In the email, they CC'd around 200 government emails. Wake Forest officials later told him they were sorry and stand behind him in condemning anti-Asian hate. 

Credit: Junlan Li
Dr. Chaowei Zhu, Junlan Li and their daughter

He says over the past few years, he’s had trouble explaining to his 10-year-old why Asian-Americans have been the target of hate, “And in the mass shooting in Atlanta, most of the people who were victims are from Asia. So she asks me those questions and I don’t know how to answer those questions.”

After the recent mass shooting in Atlanta, organizations are working to educate and change policy relating to racial-hate. COLUMBIA, S.C. - After a nationwide surge in hate crimes against Asians over the last year, including a recent mass shooting in Atlanta, people across the nation want to know what's being done in SC to combat hate against the Asian American and Pacific Islander (AAPI) population.
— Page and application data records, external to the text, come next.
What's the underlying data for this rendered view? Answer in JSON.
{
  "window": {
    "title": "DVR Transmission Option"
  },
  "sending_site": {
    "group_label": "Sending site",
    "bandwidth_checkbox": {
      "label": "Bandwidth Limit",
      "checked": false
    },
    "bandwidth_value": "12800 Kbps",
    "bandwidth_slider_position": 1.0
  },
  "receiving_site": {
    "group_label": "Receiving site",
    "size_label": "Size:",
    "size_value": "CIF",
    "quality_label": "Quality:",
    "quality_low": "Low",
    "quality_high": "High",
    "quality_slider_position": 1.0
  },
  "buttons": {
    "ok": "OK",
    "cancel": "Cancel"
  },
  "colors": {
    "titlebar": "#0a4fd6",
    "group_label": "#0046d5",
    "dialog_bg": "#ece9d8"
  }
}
Amy Lu is the principal of the Columbia Chinese School. She wishes people would "see with their eyes and listen with their ears" and participate in Asian community cultural events to address the disparages in understanding. Lu describes Chinese-Americans as, "kind, hardworking people." 

Ling Wang works for the University of South Carolina recruiting international students, “Recently the biggest challenge to me is how to explain to the potential students in China and their parents, that we’re still a family of love, we’re still a country that is welcoming to immigrants.”

“It’s very important for education that we understand each other," Dr. Xian Wu, a mathematics professor at UofSC said.  

Dr. Wu became a professor over 30 years ago in 1988, "in the past few years because of the politics, the attitude seems to have changed. Because of the misunderstanding, they don’t trust you.”

“I feel frustrated. I feel bad," explains Junlan Li, a doctoral candidate at UofSC and Dr. Zhu's wife, "Because we are afraid or we don’t want to speak up because staying peaceful is part of a culture. Being silent won’t help anything. Being silent will only get things worse.”

Li is working with others from this group of people to do something about AAPI discrimination. They’re organizing a group that will promote Asian culture and to help younger generations to develop leadership skills.

“The seed of equity should be planted in children’s minds from early education," explains Li, "before their worldview has been shaped by the society- breakdown the stereotypes of minorities and genders. Education is the key.”